Except…

Mojave is Vista.

“Durnit! Someone call those marketing guys! I’d do it but I can’t activate my phone! People are trying it and finding out Vista works! We’re going to need more sardonic commercials!” – MacMarketing

:{> Andy

On Developer Communities: Meeting Idea – Fix the Broken Code!

Robin Edwards is the leader of the Roanoke Valley .Net User Group. They did something really cool for their last meeting (July 2008). As Robin describes it:

Some of the members of RV.NUG tossed around a way to get more involvement during the meeting AND deal with the low summer attendance by coming up with something fun and easy.  We were expecting a low turn-out and hoping a few people would be involved…. everyone got involved and it was an easy meeting to prepare, so I thought I would share.  We added bugs to a starter kit and then had teams use the Unit testing in Visual Studio 2008 to find them.

 See Robin’s blog for the more details.

This is a fantastic idea! It’s easily copied for .Net User Groups and can be adapted for SQL Server User Groups as well. Imagine taking the AdventureWorks database and creating performance issues or inserting bugs into the T-SQL for stored procedures. Attendees could then form teams and troubleshoot the issues for 30 minutes, then each team could report on their approach. What a great way to share knowledge and expertise!

:{> Andy

 

On Developer Communities: Meeting Idea – Fix the Broken Code!

Robin Edwards is the leader of the Roanoke Valley .Net User Group. They did something really cool for their last meeting (July 2008). As Robin describes it:

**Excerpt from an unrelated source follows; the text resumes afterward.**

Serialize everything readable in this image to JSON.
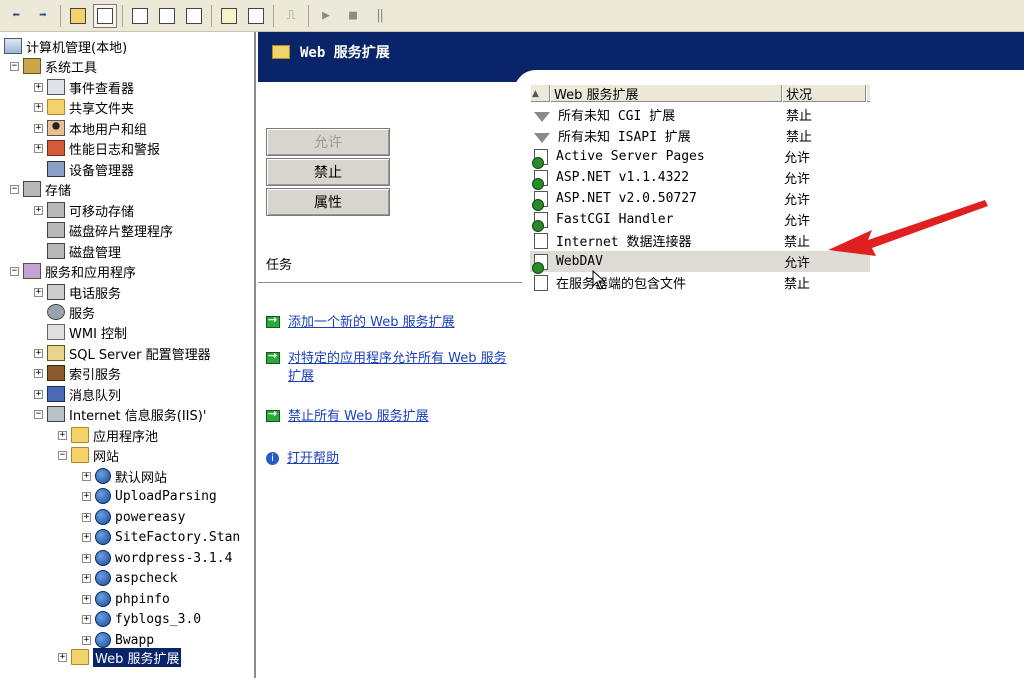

Some of the members of RV.NUG tossed around a way to get more involvement during the meeting AND deal with the low summer attendance by coming up with something fun and easy.  We were expecting a low turn-out and hoping a few people would be involved…. everyone got involved and it was an easy meeting to prepare, so I thought I would share.  We added bugs to a starter kit and then had teams use the Unit testing in Visual Studio 2008 to find them.

 See Robin’s blog for the more details.

This is a fantastic idea! It’s easily copied for .Net User Groups and can be adapted for SQL Server User Groups as well. Imagine taking the AdventureWorks database and creating performance issues or inserting bugs into the T-SQL for stored procedures. Attendees could then form teams and troubleshoot the issues for 30 minutes, then each team could report on their approach. What a great way to share knowledge and expertise!

:{> Andy

 

I Have a New Job

No one panic – I’m still a Solid Quality Mentor. 🙂

I am honored to accept the responsibilities of PASS Regional Mentor for the US Southeast! What does this mean? Well, I get to work with SQL Server User Groups and PASS chapters from Texas to North Carolina.

If you’re interested in starting a SQL Server Users Group – regardless of where you are – let me know! If you’re in thte Southeastern US I can help. If not, I can put you in contact with my counterpart in your region of the country / world.

:{> Andy